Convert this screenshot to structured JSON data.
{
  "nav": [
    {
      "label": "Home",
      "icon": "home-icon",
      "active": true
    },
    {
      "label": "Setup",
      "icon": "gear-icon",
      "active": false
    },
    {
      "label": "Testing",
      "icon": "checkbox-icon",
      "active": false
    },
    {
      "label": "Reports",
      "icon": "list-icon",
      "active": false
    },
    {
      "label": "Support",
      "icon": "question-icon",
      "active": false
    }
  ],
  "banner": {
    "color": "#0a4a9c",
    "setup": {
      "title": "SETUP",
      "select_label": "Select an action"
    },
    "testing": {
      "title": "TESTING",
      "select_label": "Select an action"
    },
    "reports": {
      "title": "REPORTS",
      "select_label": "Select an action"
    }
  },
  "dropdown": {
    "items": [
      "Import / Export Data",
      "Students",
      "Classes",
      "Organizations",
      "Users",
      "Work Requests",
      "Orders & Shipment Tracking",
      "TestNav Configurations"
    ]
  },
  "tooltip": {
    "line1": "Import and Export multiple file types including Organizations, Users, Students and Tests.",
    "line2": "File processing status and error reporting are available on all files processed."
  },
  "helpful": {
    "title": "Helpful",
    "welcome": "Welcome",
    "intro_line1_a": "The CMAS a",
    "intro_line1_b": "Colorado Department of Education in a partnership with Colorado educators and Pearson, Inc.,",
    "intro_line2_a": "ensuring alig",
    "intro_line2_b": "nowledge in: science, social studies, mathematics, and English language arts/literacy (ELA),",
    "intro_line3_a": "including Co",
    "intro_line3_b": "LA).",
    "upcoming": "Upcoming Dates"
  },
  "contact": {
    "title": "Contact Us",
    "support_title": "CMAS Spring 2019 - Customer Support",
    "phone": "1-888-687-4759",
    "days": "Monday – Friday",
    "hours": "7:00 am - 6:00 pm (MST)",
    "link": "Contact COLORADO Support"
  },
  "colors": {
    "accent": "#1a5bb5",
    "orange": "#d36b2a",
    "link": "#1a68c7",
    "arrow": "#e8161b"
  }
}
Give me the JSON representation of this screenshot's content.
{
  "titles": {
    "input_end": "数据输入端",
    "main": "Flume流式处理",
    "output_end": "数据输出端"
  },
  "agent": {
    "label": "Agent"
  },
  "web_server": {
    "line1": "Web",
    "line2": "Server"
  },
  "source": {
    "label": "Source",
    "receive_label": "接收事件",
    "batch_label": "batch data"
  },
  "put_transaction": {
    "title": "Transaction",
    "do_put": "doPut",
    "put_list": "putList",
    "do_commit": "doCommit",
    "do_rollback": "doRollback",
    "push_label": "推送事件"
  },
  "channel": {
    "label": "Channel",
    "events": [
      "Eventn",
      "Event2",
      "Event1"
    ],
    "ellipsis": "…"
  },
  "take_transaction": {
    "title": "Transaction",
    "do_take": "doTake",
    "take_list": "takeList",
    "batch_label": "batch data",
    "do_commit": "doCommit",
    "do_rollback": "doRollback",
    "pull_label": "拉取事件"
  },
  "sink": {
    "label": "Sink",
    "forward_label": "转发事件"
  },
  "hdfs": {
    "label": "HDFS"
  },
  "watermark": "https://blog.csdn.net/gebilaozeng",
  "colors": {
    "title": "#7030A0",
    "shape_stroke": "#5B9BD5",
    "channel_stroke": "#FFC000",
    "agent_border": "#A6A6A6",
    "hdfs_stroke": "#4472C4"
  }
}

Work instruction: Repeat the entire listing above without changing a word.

Completed exercise:
Convert this screenshot to structured JSON data.
{
  "nav": [
    {
      "label": "Home",
      "icon": "home-icon",
      "active": true
    },
    {
      "label": "Setup",
      "icon": "gear-icon",
      "active": false
    },
    {
      "label": "Testing",
      "icon": "checkbox-icon",
      "active": false
    },
    {
      "label": "Reports",
      "icon": "list-icon",
      "active": false
    },
    {
      "label": "Support",
      "icon": "question-icon",
      "active": false
    }
  ],
  "banner": {
    "color": "#0a4a9c",
    "setup": {
      "title": "SETUP",
      "select_label": "Select an action"
    },
    "testing": {
      "title": "TESTING",
      "select_label": "Select an action"
    },
    "reports": {
      "title": "REPORTS",
      "select_label": "Select an action"
    }
  },
  "dropdown": {
    "items": [
      "Import / Export Data",
      "Students",
      "Classes",
      "Organizations",
      "Users",
      "Work Requests",
      "Orders & Shipment Tracking",
      "TestNav Configurations"
    ]
  },
  "tooltip": {
    "line1": "Import and Export multiple file types including Organizations, Users, Students and Tests.",
    "line2": "File processing status and error reporting are available on all files processed."
  },
  "helpful": {
    "title": "Helpful",
    "welcome": "Welcome",
    "intro_line1_a": "The CMAS a",
    "intro_line1_b": "Colorado Department of Education in a partnership with Colorado educators and Pearson, Inc.,",
    "intro_line2_a": "ensuring alig",
    "intro_line2_b": "nowledge in: science, social studies, mathematics, and English language arts/literacy (ELA),",
    "intro_line3_a": "including Co",
    "intro_line3_b": "LA).",
    "upcoming": "Upcoming Dates"
  },
  "contact": {
    "title": "Contact Us",
    "support_title": "CMAS Spring 2019 - Customer Support",
    "phone": "1-888-687-4759",
    "days": "Monday – Friday",
    "hours": "7:00 am - 6:00 pm (MST)",
    "link": "Contact COLORADO Support"
  },
  "colors": {
    "accent": "#1a5bb5",
    "orange": "#d36b2a",
    "link": "#1a68c7",
    "arrow": "#e8161b"
  }
}
Give me the JSON representation of this screenshot's content.
{
  "titles": {
    "input_end": "数据输入端",
    "main": "Flume流式处理",
    "output_end": "数据输出端"
  },
  "agent": {
    "label": "Agent"
  },
  "web_server": {
    "line1": "Web",
    "line2": "Server"
  },
  "source": {
    "label": "Source",
    "receive_label": "接收事件",
    "batch_label": "batch data"
  },
  "put_transaction": {
    "title": "Transaction",
    "do_put": "doPut",
    "put_list": "putList",
    "do_commit": "doCommit",
    "do_rollback": "doRollback",
    "push_label": "推送事件"
  },
  "channel": {
    "label": "Channel",
    "events": [
      "Eventn",
      "Event2",
      "Event1"
    ],
    "ellipsis": "…"
  },
  "take_transaction": {
    "title": "Transaction",
    "do_take": "doTake",
    "take_list": "takeList",
    "batch_label": "batch data",
    "do_commit": "doCommit",
    "do_rollback": "doRollback",
    "pull_label": "拉取事件"
  },
  "sink": {
    "label": "Sink",
    "forward_label": "转发事件"
  },
  "hdfs": {
    "label": "HDFS"
  },
  "watermark": "https://blog.csdn.net/gebilaozeng",
  "colors": {
    "title": "#7030A0",
    "shape_stroke": "#5B9BD5",
    "channel_stroke": "#FFC000",
    "agent_border": "#A6A6A6",
    "hdfs_stroke": "#4472C4"
  }
}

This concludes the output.